The process of buying and selling self-storage properties is detailed and complex, requiring hard work from all parties involved. A successful transaction requires several important steps, and items that must be closely and efficiently managed.

August 10, 2017

4 Min Read
The Self-Storage Real Estate Transaction: Understanding the Roles of Buyer and Seller

By Carrie Aubrey

Self-storage has become a hot topic in the commercial real estate industry. The process of buying and selling storage properties is detailed and complex, requiring hard work from all parties involved. A successful transaction requires several important steps, and items that must be closely and efficiently managed.

Investors and sellers need to keep the big picture in mind, understand the human side of the process and pay close attention to detail. They must understand the seller’s top priority, whether that be achieving the highest value or the quickest closing, or finding the most hassle-free buyer. They must monitor broader economic trends such as interest rates and keep track of closing documents. Finally, they must complete the following steps:

  • Create the purchase and sale agreement.

  • Develop a timeline.

  • Put the buyer’s deposit into escrow.

  • Engage in the due-diligence process.

  • Gather the final documents.

  • Close the transaction.

Advice for Sellers

Before even listing your property, take care of any deferred maintenance issues to ensure your property is positioned in the best light to attract buyers. You’ll also want to hire a good, deal-making real estate attorney. This will help the whole process run smoothly.

Look to hire a quality broker who has a proven track record in closing self-storage transactions. You want to work with someone who has your best interests in mind. An experienced broker will serve as an intermediary and trusted advisor during a potentially stressful process. He’ll make sure deadlines are met and everyone leaves the transaction achieving their goals. He’ll also assist in managing all the documentation required for the sale. This is a lengthy list that can amount to as many as 160 documents.

The transaction process is very detailed, and it’s important that you do everything possible to keep the train moving. During the creation of the purchase and sale agreement, for example, there could be up to five or six drafts going back and forth. It’s important to keep this exchange as short as possible, since every day that passes without a fully executed agreement can affect your ability to close due to changes in the economy.

The timeline should keep the process moving forward per the contract, ensuring everything runs efficiently. Maintain tight deadlines and make sure everyone is communicating clearly, particularly about dates for deliverables, to keep negotiations as quick as possible.

For your own security, make sure the buyer’s deposit goes hard as soon as possible. Remember, the buyer can back out of the deal with no loss incurred until the end of the due-diligence period. Though the process can be frustrating, act with a sense of urgency, put your best foot forward and assist the buyer with everything he needs.

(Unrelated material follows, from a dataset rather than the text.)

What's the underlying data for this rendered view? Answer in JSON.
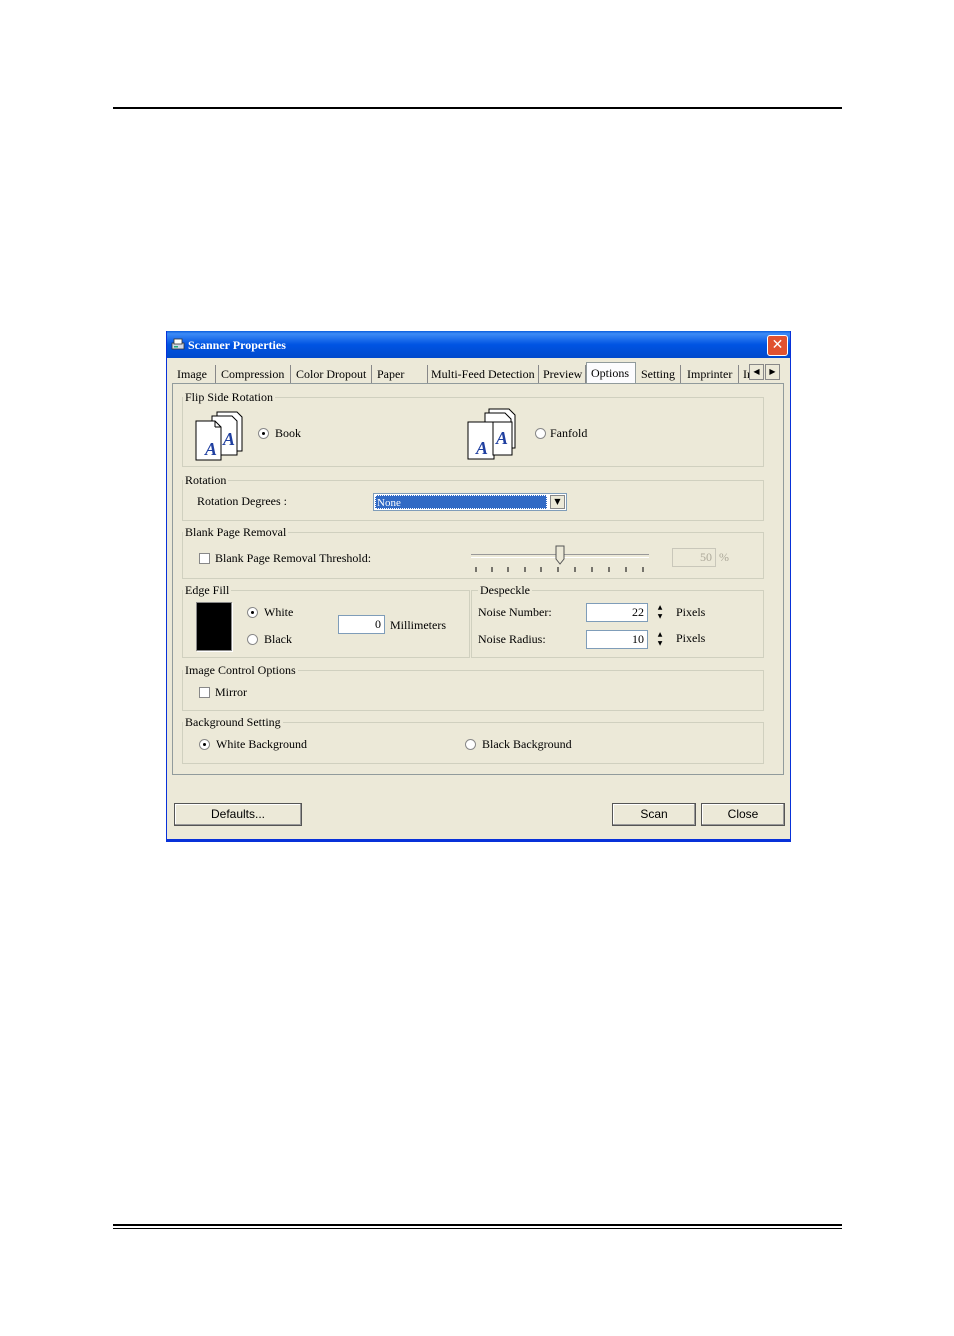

At the close of due diligence, many sellers make the mistake of breathing a sigh of relief, thinking the hard part is over. In reality, there are nearly always last-minute issues that arise. Mentally prepare for these inevitabilities to help minimize stress.

Once due diligence expires and the closing period begins, there will still be a litany of items to accomplish that perhaps you haven’t accounted for, such as canceling or transferring your Internet-service provider, shoring up financial items, tackling security issues, training new managers, etc. This is when an experienced self-storage broker will come in handy.  

Advice for Buyers

Buyers also have several items to consider to ensure a smooth transaction. For example, if you’re not paying cash for the property, begin working with a quality bank or mortgage broker before you even make an offer. This will ensure you aren’t wasting your own time or the seller’s. Bear in mind that self-storage is different from other commercial real estate sectors, and it behooves you to work with an individual or institution with a track record in storage transactions.

A site visit is an integral part of the due-diligence phase. While touring a site, pay attention to the condition of the roof, asphalt, unit doors, fire-sprinkler systems and air-conditioning/heating units. Any of these can be high-ticket repair items if replacement or maintenance is required.

You’ll also want to order a Phase I environmental report, a property-condition assessment, a site survey, a title report and an appraisal (if financing is involved).

A self-storage transaction can be difficult and stressful. The buyer’s and seller’s ability to effectively work through each stage depends on several factors. Following the steps outlined above should help you navigate the process; however, never be hesitant to leverage the expertise of an experienced broker who can help manage the small details and maintain a big-picture view to alleviate any worries you may have.

Carrie Aubrey is the transaction manager for SkyView Advisors. She works as the liaison for all parties in a transaction, ensuring everything stays on track. Her in-depth knowledge of self-storage real estate helps her efficiently manage the process and keep all parties moving quickly and seamlessly toward closing. For more information, call 813.579.6363; visit

Subscribe to Our Weekly Newsletter
ISS is the most comprehensive source for self-storage news, feature stories, videos and more.

You May Also Like